Following the initial wave of the coronavirus pandemic, one of the biggest stories in the Ontario real estate market was Windsor. After years of seemingly uneventful existence in the broader Canadian housing sector, the Windsor real estate market blossomed to levels unseen in years.

However, now that the Bank of Canada (BoC) is raising interest rates, multiple housing markets across the country are seeing slowing sales activity and tepid price growth.

So, what is happening in Southern Ontario anyway? Let’s take a look at the latest developments.

What’s Happening in the Windsor Real Estate Market?

In October, residential property sales plummeted at an annualized rate of more than 44 per cent, totalling just 407 units, according to new data from the Windsor-Essex County Association of Realtors. In the first ten months of 2022, Windsor real estate market sales tumbled more than 20 per cent year-over-year, with just 5,588 units.

The current state of the Windsor housing market is below historical averages: 37.1 per cent below the five-year average and 30.8 per cent below the ten-year average.

Home prices remained steady to kick off the fourth quarter of 2022, as the MLS® Home Price Index (HPI) rose 6.3 per cent from a year ago to $590,700. The HPI is considered a far more reliable measurement than average or median price gauges. That said, the average price of homes sold tumbled 1.7 per cent year-over-year to $535,628. The year-to-date average price surged 15.5 per cent to $616,643.

Here is a look at how the different residential properties performed in October:

  • Single-Family: +5.1 per cent to $636,000
  • Townhome: +27.2 per cent to $453,600
  • Apartment: +18.4 per cent to $404,200

“Sales activity will be running below typical levels for some time yet as the market continues to play catch-up with a rapidly changing interest rate environment. Looking at the monthly trend it does appear that sales have at least stabilized around levels from July and are not falling any further at the moment,” said Elica Berry, the President of the Windsor-Essex County Association of REALTORS®, in a statement. “New listings are coming in at an average pace and inventories have risen from their record lows at the beginning of the year but are still well below the historical average. We’d ideally like to see even more supply ahead of the eventual turning point when buyers decide to mark their gradual return, since our market is very well positioned to absorb a sizeable increase in inventory.”

Supply in the Windsor real estate market has improved, although some numbers are mixed from a few years ago.

The number of new residential listings slumped more than 12 per cent, totalling 813 new units. This is 6.4 per cent below the five-year average and relatively unchanged from a decade ago for this time of the year.

Active residential listings spiked about 83 per cent to 1,273 units, the best performance for the month of October in more than five years. However, active listings are 12 per cent below the ten-year average.

In addition, the months of inventory at the end of October came in at 3.1, triple the one month from last year.

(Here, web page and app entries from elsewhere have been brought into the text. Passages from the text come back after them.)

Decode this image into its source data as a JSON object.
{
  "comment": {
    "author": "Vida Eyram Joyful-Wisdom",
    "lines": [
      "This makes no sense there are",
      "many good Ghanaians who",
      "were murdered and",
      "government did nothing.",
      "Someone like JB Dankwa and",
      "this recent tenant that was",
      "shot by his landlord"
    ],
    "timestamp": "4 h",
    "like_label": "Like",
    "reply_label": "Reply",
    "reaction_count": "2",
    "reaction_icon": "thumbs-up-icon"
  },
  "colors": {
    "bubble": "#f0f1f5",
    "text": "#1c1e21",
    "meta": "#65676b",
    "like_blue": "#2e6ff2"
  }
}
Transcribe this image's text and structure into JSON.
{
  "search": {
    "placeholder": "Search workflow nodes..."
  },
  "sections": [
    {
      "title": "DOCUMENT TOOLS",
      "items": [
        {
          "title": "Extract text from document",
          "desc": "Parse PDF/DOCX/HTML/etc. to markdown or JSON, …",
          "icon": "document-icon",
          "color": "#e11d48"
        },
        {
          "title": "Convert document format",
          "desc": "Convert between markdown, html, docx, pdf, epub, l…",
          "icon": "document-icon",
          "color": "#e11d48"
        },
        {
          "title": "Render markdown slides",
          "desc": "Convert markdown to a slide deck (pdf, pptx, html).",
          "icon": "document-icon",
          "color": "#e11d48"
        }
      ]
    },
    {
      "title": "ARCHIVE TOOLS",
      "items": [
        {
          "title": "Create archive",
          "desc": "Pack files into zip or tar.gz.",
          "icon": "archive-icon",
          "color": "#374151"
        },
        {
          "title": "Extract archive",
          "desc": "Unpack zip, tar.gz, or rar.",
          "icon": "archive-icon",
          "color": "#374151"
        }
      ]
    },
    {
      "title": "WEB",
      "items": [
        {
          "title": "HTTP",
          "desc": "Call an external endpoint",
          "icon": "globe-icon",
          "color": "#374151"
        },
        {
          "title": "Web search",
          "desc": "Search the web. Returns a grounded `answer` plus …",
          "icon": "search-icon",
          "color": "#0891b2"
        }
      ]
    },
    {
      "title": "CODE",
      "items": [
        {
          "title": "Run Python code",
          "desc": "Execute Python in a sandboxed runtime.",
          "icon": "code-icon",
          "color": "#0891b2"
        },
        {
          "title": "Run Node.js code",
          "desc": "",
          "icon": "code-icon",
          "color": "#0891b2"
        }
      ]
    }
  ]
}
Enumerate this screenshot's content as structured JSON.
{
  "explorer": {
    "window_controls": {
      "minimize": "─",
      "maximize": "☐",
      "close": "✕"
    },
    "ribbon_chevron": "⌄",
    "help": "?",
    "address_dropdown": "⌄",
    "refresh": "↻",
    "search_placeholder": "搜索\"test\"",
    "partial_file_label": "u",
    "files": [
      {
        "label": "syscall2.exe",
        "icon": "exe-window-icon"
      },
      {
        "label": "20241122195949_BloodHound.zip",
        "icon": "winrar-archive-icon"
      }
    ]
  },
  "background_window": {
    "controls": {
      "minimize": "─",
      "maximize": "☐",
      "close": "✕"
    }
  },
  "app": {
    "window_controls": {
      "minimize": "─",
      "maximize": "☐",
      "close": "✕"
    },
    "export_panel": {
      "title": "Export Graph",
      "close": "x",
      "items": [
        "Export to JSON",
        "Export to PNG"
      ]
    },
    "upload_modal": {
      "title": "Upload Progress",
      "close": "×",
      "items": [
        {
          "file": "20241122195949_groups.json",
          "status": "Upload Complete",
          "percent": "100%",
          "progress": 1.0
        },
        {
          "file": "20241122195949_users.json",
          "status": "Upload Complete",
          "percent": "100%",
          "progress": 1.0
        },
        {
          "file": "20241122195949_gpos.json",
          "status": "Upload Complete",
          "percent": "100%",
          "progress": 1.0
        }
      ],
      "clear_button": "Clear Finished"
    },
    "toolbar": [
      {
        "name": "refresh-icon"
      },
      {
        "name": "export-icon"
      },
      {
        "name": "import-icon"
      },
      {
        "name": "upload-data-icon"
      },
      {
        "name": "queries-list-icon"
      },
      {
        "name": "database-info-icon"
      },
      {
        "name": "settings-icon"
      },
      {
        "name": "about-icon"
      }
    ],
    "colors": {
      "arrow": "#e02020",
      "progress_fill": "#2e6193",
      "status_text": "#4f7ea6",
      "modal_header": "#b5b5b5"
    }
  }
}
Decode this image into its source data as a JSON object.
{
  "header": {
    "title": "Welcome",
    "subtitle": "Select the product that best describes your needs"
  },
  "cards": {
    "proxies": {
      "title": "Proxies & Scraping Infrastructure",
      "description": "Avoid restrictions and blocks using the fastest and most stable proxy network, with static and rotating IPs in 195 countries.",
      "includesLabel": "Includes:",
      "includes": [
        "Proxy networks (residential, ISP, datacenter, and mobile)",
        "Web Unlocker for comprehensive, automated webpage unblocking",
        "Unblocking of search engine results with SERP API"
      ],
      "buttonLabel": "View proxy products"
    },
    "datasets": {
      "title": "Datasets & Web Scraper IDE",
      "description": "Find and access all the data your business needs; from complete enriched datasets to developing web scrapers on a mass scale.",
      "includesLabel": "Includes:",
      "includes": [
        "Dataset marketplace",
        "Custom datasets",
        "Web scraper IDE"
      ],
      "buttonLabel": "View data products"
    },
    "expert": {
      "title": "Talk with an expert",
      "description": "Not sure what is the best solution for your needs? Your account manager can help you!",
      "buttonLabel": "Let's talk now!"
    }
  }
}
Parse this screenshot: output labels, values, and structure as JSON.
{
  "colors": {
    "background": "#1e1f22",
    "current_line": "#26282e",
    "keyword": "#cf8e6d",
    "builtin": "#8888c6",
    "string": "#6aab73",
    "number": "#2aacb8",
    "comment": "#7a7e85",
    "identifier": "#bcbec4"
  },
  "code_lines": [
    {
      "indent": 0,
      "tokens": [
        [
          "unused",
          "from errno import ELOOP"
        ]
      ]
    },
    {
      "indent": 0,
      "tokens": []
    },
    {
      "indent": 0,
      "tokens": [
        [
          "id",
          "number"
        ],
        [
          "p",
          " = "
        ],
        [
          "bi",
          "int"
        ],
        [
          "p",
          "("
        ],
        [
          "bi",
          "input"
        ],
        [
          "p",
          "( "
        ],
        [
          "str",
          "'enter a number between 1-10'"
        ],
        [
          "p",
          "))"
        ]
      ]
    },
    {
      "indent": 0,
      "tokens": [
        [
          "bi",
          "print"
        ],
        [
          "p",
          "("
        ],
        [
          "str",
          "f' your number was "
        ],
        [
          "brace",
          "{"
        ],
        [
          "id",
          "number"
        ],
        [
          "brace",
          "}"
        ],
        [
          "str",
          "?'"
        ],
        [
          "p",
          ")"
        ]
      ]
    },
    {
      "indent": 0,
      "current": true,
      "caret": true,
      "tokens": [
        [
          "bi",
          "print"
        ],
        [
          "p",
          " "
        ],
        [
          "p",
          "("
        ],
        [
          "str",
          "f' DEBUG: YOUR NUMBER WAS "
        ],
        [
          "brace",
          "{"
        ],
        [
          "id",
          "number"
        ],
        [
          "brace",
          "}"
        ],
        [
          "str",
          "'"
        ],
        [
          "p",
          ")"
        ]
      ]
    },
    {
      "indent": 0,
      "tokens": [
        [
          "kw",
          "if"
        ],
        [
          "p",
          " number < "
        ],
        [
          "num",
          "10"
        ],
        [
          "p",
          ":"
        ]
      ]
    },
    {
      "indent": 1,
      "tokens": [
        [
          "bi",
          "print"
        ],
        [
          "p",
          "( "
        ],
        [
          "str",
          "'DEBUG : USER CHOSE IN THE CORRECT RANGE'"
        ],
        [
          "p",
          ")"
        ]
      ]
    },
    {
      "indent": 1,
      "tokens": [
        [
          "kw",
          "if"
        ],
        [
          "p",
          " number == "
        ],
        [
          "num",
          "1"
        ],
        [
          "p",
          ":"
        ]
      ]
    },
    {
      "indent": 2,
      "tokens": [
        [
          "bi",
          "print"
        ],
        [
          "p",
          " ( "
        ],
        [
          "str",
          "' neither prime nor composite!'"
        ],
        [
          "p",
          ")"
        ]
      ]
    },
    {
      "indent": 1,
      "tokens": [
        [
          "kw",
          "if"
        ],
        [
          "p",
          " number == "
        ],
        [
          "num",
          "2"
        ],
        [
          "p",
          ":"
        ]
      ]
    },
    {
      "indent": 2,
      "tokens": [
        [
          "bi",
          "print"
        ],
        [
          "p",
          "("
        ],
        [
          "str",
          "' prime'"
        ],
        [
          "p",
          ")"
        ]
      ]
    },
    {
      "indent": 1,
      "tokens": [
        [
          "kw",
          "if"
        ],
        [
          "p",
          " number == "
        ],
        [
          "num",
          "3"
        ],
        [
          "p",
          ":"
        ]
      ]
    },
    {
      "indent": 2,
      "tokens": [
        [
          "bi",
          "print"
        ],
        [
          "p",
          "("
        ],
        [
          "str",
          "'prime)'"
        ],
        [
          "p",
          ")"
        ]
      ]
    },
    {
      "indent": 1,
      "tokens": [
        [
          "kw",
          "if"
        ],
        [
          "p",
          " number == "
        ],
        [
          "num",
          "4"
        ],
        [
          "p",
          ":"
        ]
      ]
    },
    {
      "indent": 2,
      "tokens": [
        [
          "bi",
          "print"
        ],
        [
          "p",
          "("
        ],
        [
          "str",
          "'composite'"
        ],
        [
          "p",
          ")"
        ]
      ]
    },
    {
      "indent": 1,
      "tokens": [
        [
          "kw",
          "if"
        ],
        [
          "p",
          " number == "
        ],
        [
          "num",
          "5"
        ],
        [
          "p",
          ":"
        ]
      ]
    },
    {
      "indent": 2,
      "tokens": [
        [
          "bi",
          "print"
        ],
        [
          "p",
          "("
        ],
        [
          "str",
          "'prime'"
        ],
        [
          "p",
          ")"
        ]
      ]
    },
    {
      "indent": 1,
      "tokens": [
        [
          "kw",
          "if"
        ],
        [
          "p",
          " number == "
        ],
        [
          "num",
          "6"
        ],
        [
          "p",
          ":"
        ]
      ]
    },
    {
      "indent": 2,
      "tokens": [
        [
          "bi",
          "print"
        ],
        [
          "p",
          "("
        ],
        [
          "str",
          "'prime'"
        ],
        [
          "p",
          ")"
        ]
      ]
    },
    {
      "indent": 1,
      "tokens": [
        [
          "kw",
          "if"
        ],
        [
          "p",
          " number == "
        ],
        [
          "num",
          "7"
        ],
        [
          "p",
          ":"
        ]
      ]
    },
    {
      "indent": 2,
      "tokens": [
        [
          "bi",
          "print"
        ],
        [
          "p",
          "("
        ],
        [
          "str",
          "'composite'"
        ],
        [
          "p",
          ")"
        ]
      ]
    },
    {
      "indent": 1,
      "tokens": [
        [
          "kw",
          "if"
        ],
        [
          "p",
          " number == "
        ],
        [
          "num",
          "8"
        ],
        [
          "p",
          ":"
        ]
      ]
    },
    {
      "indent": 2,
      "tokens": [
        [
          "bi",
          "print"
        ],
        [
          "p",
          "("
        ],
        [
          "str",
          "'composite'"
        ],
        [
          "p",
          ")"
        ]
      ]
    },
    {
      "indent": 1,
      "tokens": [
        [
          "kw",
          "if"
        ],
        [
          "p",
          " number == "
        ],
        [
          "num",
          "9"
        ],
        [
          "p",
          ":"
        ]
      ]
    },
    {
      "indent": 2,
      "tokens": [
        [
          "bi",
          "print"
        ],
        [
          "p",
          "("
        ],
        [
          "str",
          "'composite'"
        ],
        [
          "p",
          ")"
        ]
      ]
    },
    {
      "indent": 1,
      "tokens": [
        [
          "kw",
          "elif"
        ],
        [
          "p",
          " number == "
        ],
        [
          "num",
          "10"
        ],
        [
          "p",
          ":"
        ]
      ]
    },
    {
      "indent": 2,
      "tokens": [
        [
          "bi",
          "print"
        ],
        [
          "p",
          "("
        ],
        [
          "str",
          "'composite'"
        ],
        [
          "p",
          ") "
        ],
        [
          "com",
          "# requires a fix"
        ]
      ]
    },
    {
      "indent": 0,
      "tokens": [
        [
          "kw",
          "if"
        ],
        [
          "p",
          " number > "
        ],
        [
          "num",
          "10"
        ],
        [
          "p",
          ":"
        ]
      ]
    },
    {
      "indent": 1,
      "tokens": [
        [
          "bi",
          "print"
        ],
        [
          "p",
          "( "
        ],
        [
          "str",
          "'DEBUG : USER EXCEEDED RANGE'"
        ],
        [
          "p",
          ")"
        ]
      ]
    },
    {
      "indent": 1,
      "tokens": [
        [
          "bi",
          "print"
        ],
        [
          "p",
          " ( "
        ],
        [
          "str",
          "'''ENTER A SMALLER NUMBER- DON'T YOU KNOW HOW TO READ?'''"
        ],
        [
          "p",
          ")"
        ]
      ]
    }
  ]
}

This is also higher than the long-run average of 2.7 months. The number of months of supply represents the number of months it would take to sell current stocks at the present rate of sales activity.

New housing construction levels have been robust this year, though they ostensibly cooled off in October. According to Canada Mortgage and Housing Corporation (CMHC), housing starts slipped 23 per cent year-over-year, totalling 77 units. However, in the first ten months of the year, housing starts advanced close to 12 per cent to 1,338 units.

Is Stability Coming for Housing?

A correction and stabilization are now succeeding the frenzy of 2020 and 2021. The Canadian real estate market was on an unsustainable path during the COVID-19 public health crisis, fuelled by historically low interest rates and households flush with cash and borrowing abilities.

The Windsor housing sector certainly benefited from this and is now going through a downturn. But this could be good news for first-time homebuyers who want to achieve the Canadian dream of homeownership. Windsor has quickly become a desirable place for many Ontarian families.

While Windsor may be enduring a decline, it will not last forever. In fact, with mortgage rates potentially peaking, this could be a terrific buying opportunity for prospective homeowners.